In her analysis of the writings of Kamikaze pilots’ writings, Ohnuki-Tierney (2002: 169) also observes the signiWcance of this factor. While the Kamikaze pilots have often been seen as fanatically devoted to their cause, this is not unambiguously supported by the available evidence. Those who psyched themselves up repeating the oYcial propaganda on the radio were labelled by their comrades as kichigai (‘nutters’). In fact, the 26 Peter Hill Kamikaze pilots held very diverse views. Among those pilots whose views have been made known in the available literature, we can see atheists, admirers of Marx and Lenin, liberals, Christians, and even an old boy from an English public school.
They were usually informed that they would get their chance but not yet. Training In the early plane-crash attacks, the pilots were already trained and needed no further training; nor had they the time. Inoguchi, who was responsible for training Kamikaze pilots in Formosa at the end of 1944, recalls that specialized Kamikaze training lasted for a week. Because the airWelds from which Kamikaze attacks were launched were subject to frequent attack, it was very important to minimize the time between taking the planes out of hiding and getting them in the air.
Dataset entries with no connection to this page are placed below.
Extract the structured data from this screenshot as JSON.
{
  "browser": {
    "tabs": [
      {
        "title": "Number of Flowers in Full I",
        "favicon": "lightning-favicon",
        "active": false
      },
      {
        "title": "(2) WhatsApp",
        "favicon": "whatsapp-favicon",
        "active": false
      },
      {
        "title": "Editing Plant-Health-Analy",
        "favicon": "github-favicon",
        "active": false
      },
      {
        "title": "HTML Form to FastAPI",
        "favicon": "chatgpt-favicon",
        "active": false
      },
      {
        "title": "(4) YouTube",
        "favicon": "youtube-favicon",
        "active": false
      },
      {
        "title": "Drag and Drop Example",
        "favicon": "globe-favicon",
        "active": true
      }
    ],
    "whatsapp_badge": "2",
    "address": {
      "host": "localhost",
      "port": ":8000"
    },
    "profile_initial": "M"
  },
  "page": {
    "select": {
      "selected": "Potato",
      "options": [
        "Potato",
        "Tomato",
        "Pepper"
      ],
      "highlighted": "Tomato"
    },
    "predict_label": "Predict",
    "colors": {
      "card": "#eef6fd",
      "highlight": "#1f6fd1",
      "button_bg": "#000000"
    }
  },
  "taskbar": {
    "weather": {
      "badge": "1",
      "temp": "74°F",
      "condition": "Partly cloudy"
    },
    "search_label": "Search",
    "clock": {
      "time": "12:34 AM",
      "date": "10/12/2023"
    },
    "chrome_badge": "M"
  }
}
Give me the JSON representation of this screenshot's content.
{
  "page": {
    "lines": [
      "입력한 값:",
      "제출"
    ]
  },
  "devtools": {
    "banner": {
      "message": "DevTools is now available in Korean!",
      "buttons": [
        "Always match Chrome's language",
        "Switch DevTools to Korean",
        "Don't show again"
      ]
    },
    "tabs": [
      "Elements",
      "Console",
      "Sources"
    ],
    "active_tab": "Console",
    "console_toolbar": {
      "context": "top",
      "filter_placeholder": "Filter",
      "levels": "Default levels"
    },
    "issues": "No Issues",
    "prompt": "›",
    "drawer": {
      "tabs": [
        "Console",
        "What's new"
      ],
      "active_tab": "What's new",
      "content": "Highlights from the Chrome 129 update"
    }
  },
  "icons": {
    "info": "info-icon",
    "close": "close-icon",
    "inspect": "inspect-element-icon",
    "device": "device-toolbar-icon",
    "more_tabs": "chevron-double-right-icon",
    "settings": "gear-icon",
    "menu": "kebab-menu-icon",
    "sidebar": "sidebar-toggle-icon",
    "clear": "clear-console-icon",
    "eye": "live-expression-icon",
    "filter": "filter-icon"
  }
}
And they’d wave them like Xags as the planes Xew over. (Interview, 16 January 2002) Kamikaze, 1943–5 31 Because their families would not have a body to cremate in a funeral service, pilots would cut their hair and Wnger nails, which would be sent home. Occasionally the ashes of a pilot who had died in training would be taken on a mission by one of his comrades so that he too could participate. The Thunder Gods Corps pilots burned their old uniforms and changed into new ones, as did kaiten pilots.
Archie's Double Digest 139 (January 2003) by Sid Jacobson, Richard H. Goldwater, Victor Gorelick, Nelson Ribiero